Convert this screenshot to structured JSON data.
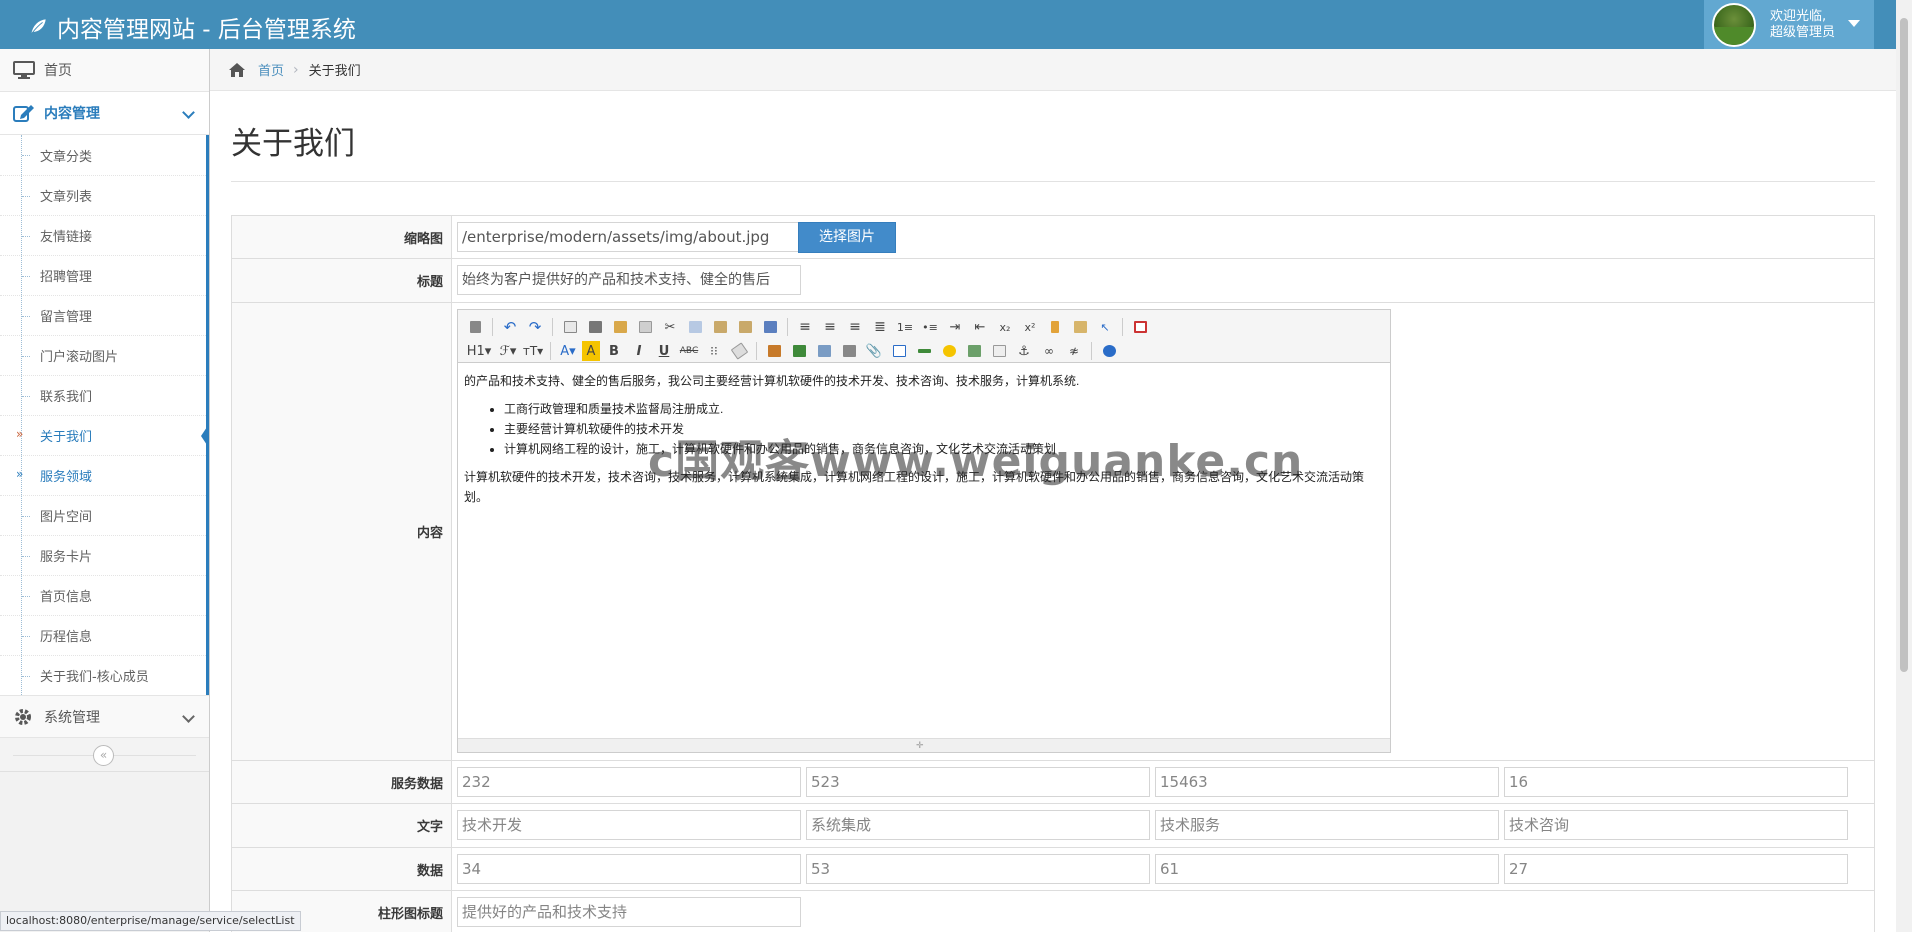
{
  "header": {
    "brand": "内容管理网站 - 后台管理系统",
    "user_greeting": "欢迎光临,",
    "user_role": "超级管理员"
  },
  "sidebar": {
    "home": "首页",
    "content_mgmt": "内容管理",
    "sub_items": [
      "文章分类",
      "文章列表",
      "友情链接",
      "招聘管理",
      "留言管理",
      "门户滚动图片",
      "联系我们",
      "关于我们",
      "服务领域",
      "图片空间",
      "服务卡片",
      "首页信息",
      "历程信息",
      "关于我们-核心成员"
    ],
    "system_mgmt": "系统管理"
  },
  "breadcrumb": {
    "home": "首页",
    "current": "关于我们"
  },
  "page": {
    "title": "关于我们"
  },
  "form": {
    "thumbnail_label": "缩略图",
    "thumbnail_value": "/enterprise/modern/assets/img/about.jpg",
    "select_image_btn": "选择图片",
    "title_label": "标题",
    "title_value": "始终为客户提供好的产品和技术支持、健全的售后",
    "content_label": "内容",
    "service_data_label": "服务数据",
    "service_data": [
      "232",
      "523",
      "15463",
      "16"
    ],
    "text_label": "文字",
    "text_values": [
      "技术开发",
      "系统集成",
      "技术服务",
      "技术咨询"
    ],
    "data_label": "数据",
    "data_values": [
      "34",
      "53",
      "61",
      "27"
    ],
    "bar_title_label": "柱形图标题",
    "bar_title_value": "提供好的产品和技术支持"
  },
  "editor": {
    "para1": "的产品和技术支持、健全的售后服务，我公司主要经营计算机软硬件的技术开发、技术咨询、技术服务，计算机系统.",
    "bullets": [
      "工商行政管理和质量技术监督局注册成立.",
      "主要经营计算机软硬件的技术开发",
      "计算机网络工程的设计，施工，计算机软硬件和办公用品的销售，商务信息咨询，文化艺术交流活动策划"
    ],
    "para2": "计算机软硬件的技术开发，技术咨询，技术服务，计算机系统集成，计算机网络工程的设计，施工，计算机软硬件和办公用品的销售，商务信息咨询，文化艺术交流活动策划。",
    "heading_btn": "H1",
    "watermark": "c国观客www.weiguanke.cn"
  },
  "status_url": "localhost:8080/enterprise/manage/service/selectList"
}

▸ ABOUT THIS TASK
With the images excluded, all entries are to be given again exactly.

▸ EXERCISE RESULT
Convert this screenshot to structured JSON data.
{
  "header": {
    "brand": "内容管理网站 - 后台管理系统",
    "user_greeting": "欢迎光临,",
    "user_role": "超级管理员"
  },
  "sidebar": {
    "home": "首页",
    "content_mgmt": "内容管理",
    "sub_items": [
      "文章分类",
      "文章列表",
      "友情链接",
      "招聘管理",
      "留言管理",
      "门户滚动图片",
      "联系我们",
      "关于我们",
      "服务领域",
      "图片空间",
      "服务卡片",
      "首页信息",
      "历程信息",
      "关于我们-核心成员"
    ],
    "system_mgmt": "系统管理"
  },
  "breadcrumb": {
    "home": "首页",
    "current": "关于我们"
  },
  "page": {
    "title": "关于我们"
  },
  "form": {
    "thumbnail_label": "缩略图",
    "thumbnail_value": "/enterprise/modern/assets/img/about.jpg",
    "select_image_btn": "选择图片",
    "title_label": "标题",
    "title_value": "始终为客户提供好的产品和技术支持、健全的售后",
    "content_label": "内容",
    "service_data_label": "服务数据",
    "service_data": [
      "232",
      "523",
      "15463",
      "16"
    ],
    "text_label": "文字",
    "text_values": [
      "技术开发",
      "系统集成",
      "技术服务",
      "技术咨询"
    ],
    "data_label": "数据",
    "data_values": [
      "34",
      "53",
      "61",
      "27"
    ],
    "bar_title_label": "柱形图标题",
    "bar_title_value": "提供好的产品和技术支持"
  },
  "editor": {
    "para1": "的产品和技术支持、健全的售后服务，我公司主要经营计算机软硬件的技术开发、技术咨询、技术服务，计算机系统.",
    "bullets": [
      "工商行政管理和质量技术监督局注册成立.",
      "主要经营计算机软硬件的技术开发",
      "计算机网络工程的设计，施工，计算机软硬件和办公用品的销售，商务信息咨询，文化艺术交流活动策划"
    ],
    "para2": "计算机软硬件的技术开发，技术咨询，技术服务，计算机系统集成，计算机网络工程的设计，施工，计算机软硬件和办公用品的销售，商务信息咨询，文化艺术交流活动策划。",
    "heading_btn": "H1",
    "watermark": "c国观客www.weiguanke.cn"
  },
  "status_url": "localhost:8080/enterprise/manage/service/selectList"
}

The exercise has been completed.